AHMEDABAD, India (AFP) - A state in western India said Friday (April 29) it will reserve 10 per cent of government jobs and university spots for people whose income falls below a certain threshold after deadly caste protests last year.
India sets aside a proportion of official positions and post-secondary places for its lower castes to try to counter historic discrimination, but that has caused deep resentment among other communities, who say it freezes them out.
At least 10 people were killed when thousands of Patidars, a relatively well-off caste of farmers and traders, took to the streets in the western state of Gujarat to demand they be included in those quotas.
They argue that they are struggling to compete with lower castes who are given preferential access to government jobs.
Chief minister of Gujarat state Anandiben Patel said Friday a new quota system would be set up to cover those with a household income lower than 600,000 rupees (S$12,153) a year, regardless of their caste.
"People from general category having annual income limit of Rs 6 lakh (600,000) will get 10% EBC reservation in education institutions & government jobs," tweeted Patel, referring to the category of Economically Backward Class.
However the Patidars, who waged fresh protests in Gujarat earlier this month, say they should be included in the Other Backward Castes (OBC) category, whose members have their own, more generous quotas.
Community leader Lalit Vasoya accused the Gujarat government of a "political move" to end the divisive protests ahead of elections for the state assembly next year.
"Our demand for inclusion under OBC will remain as it is. We do not accept this decision of the government," Vasoya said.
Gujarat, the birthplace of Indian Prime Minister Narendra Modi, is one of India's most prosperous states, but still suffers from high levels of youth unemployment in its rural areas.
Modi's Bharatiya Janata Party rules in Gujarat, but has performed poorly in a number of recent elections in other states.
Similar caste protests have been held elsewhere in India.

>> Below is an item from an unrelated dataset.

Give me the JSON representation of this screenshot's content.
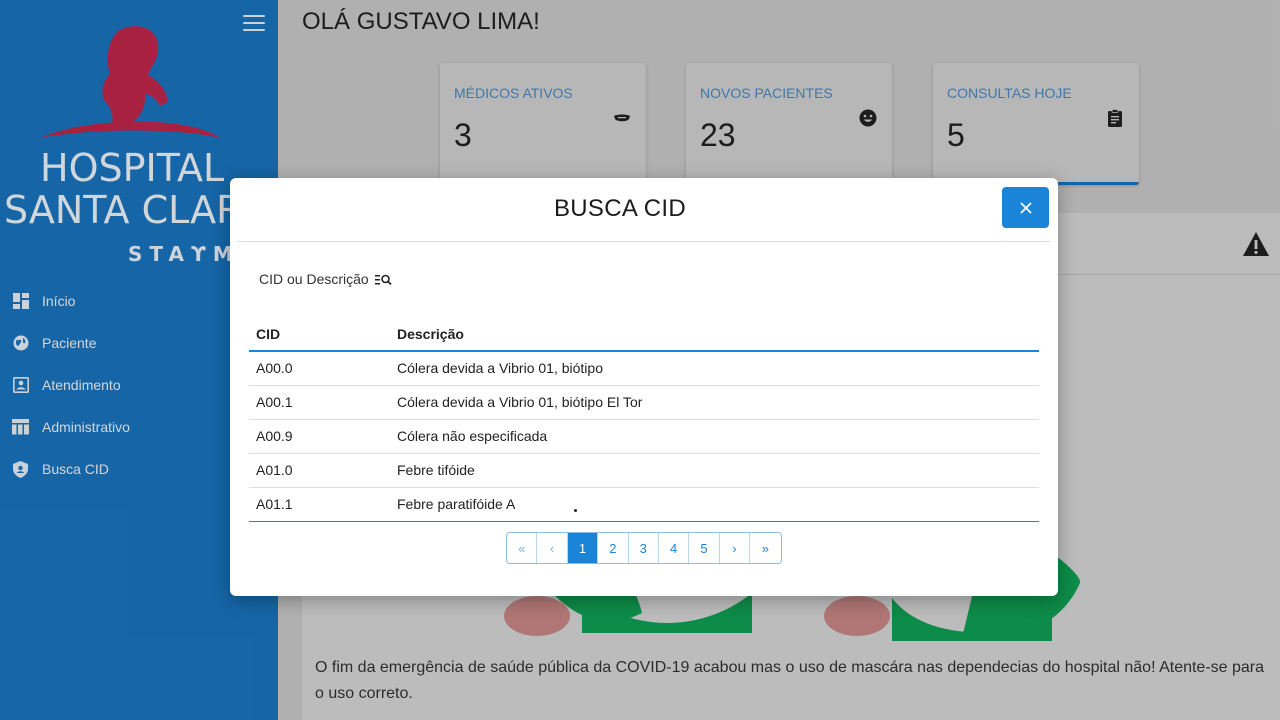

Earlier this year around a dozen people were killed in the northern state of Haryana when members of the Jat caste waged violent protests to demand similar quotas.
Thousands of troops had to be deployed before the violence could be brought under control.